There was no ‘right pathway’ to recovery. I had visited general practitioners and neurologists on numerous occasions, with all of them saying the same thing, ‘wait it out, it will get better’. They recommended rest, offered me antidepressants to improve my mood and antianxiety medication to improve the anxiety I had started to experience, but, for me, these did not help. I felt helpless and alone with no one really knowing, nor understanding, what I was going through. Melatonin was offered to help me sleep but, again, for me, this was ineffective. I decided that I had to take my recovery into my own hands. I started researching the latest science relating to concussion.
I discovered evidence supporting medication for symptom management,1 vestibular-ocular rehabilitation,2 supervised exercise,3 neuropsychology, clinical psychology4 and dietary modification5 to reduce neuro-inflammation.6 I stumbled across a podcast by an American Physician who treated war veterans with concussions from shock blast trauma,7 and this was the first time I had felt that someone else understood my journey. Even though I was not a soldier, the symptoms he described clearly resonated with me and I decided to seek the support of an Australian doctor affiliated with his US practice. This required me to fly interstate and receive a private consultation. I was fortunate enough to receive financial support from my football club to allow me to pursue this. Many people suffering from prolonged symptoms of concussion do not have private funding and have limited recovery pathway options. This is wrong.
Light at the end of the tunnel
After 9 months of pain and struggle, I worked, using the new advice I received, on reducing foods that induce inflammation, drinking less alcohol and monitoring links between my gut and brain health. I gradually increased my levels of exercise and focused on being more grounded. Within 2 weeks of returning home I could see an improvement. I returned to football in June 2018, playing country league, and we won a premiership that year. I am working as a qualified personal trainer and feel like I have come full circle (figure 1).
Along the way, I have met many who have had their own struggles with concussion. I have learnt that there is no ‘one way’ for concussion to be managed. Everyone has a different set of overlapping symptoms and individual requirements. We have created a foundation, In-between the Ears, to provide advice and support to people through their concussion journey. The foundation aims to educate sporting clubs and the broader public about concussion, its management, and how to support those who have sustained such an injury.
SH, PhD, Bsc Exercise & Sport Science, Bsc Preventive Health Research Fellow, ACRISP, Edith Cowan University.
Correction notice This article has been corrected since it published Online First. The author details have been amended.
Collaborators GC: senior lecturer, Curtin University, Curtin Medical School. SH: research fellow, Edith Cowen University, ACRISP.
Contributors Content of submission: CL. Support with editing and submission: GC.

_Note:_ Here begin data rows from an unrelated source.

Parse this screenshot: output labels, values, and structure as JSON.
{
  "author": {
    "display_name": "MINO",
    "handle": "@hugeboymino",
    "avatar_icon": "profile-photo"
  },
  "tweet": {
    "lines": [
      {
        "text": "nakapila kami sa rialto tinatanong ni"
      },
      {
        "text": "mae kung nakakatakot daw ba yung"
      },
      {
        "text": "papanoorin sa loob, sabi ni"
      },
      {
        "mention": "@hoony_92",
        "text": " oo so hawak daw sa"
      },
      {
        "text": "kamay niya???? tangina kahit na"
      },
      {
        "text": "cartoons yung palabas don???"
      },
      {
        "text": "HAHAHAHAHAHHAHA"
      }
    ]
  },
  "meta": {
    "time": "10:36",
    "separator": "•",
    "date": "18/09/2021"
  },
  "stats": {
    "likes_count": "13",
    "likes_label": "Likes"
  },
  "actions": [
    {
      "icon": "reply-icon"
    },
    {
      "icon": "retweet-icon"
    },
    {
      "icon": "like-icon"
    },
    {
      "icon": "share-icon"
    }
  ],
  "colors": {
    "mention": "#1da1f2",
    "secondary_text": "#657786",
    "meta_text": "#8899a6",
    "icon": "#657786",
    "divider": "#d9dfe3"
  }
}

Funding The authors have not declared a specific grant for this research from any funding agency in the public, commercial or not-for-profit sectors.
Competing interests None declared.
Patient consent for publication Obtained.
Provenance and peer review Not commissioned; internally peer reviewed.